Dataset content
○ ○ ○ ○
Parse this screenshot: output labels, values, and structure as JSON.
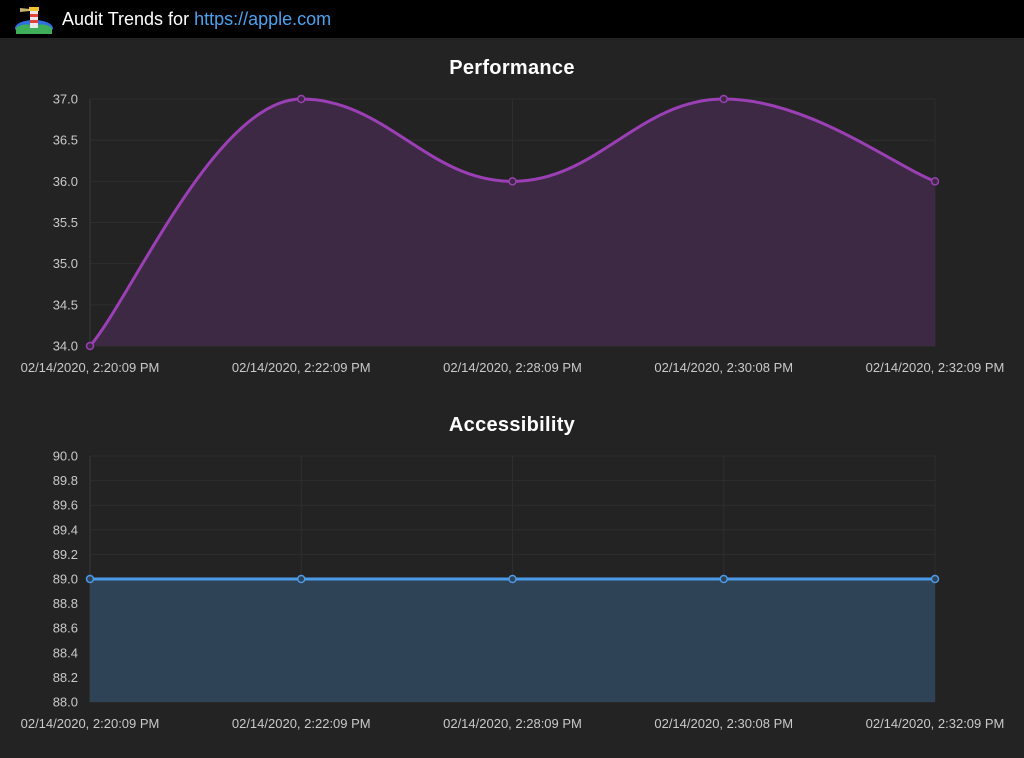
{
  "header": {
    "prefix": "Audit Trends for ",
    "url": "https://apple.com"
  },
  "chart_data": [
    {
      "type": "area",
      "title": "Performance",
      "x": [
        "02/14/2020, 2:20:09 PM",
        "02/14/2020, 2:22:09 PM",
        "02/14/2020, 2:28:09 PM",
        "02/14/2020, 2:30:08 PM",
        "02/14/2020, 2:32:09 PM"
      ],
      "values": [
        34.0,
        37.0,
        36.0,
        37.0,
        36.0
      ],
      "ylim": [
        34.0,
        37.0
      ],
      "yticks": [
        "37.0",
        "36.5",
        "36.0",
        "35.5",
        "35.0",
        "34.5",
        "34.0"
      ],
      "line_color": "#9b3fb5",
      "fill_color": "#3d2943",
      "smooth": true,
      "grid": true
    },
    {
      "type": "area",
      "title": "Accessibility",
      "x": [
        "02/14/2020, 2:20:09 PM",
        "02/14/2020, 2:22:09 PM",
        "02/14/2020, 2:28:09 PM",
        "02/14/2020, 2:30:08 PM",
        "02/14/2020, 2:32:09 PM"
      ],
      "values": [
        89.0,
        89.0,
        89.0,
        89.0,
        89.0
      ],
      "ylim": [
        88.0,
        90.0
      ],
      "yticks": [
        "90.0",
        "89.8",
        "89.6",
        "89.4",
        "89.2",
        "89.0",
        "88.8",
        "88.6",
        "88.4",
        "88.2",
        "88.0"
      ],
      "line_color": "#4c9be8",
      "fill_color": "#2e4355",
      "smooth": false,
      "grid": true
    }
  ]
}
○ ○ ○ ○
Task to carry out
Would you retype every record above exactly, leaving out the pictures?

The completed task
Parse this screenshot: output labels, values, and structure as JSON.
{
  "header": {
    "prefix": "Audit Trends for ",
    "url": "https://apple.com"
  },
  "chart_data": [
    {
      "type": "area",
      "title": "Performance",
      "x": [
        "02/14/2020, 2:20:09 PM",
        "02/14/2020, 2:22:09 PM",
        "02/14/2020, 2:28:09 PM",
        "02/14/2020, 2:30:08 PM",
        "02/14/2020, 2:32:09 PM"
      ],
      "values": [
        34.0,
        37.0,
        36.0,
        37.0,
        36.0
      ],
      "ylim": [
        34.0,
        37.0
      ],
      "yticks": [
        "37.0",
        "36.5",
        "36.0",
        "35.5",
        "35.0",
        "34.5",
        "34.0"
      ],
      "line_color": "#9b3fb5",
      "fill_color": "#3d2943",
      "smooth": true,
      "grid": true
    },
    {
      "type": "area",
      "title": "Accessibility",
      "x": [
        "02/14/2020, 2:20:09 PM",
        "02/14/2020, 2:22:09 PM",
        "02/14/2020, 2:28:09 PM",
        "02/14/2020, 2:30:08 PM",
        "02/14/2020, 2:32:09 PM"
      ],
      "values": [
        89.0,
        89.0,
        89.0,
        89.0,
        89.0
      ],
      "ylim": [
        88.0,
        90.0
      ],
      "yticks": [
        "90.0",
        "89.8",
        "89.6",
        "89.4",
        "89.2",
        "89.0",
        "88.8",
        "88.6",
        "88.4",
        "88.2",
        "88.0"
      ],
      "line_color": "#4c9be8",
      "fill_color": "#2e4355",
      "smooth": false,
      "grid": true
    }
  ]
}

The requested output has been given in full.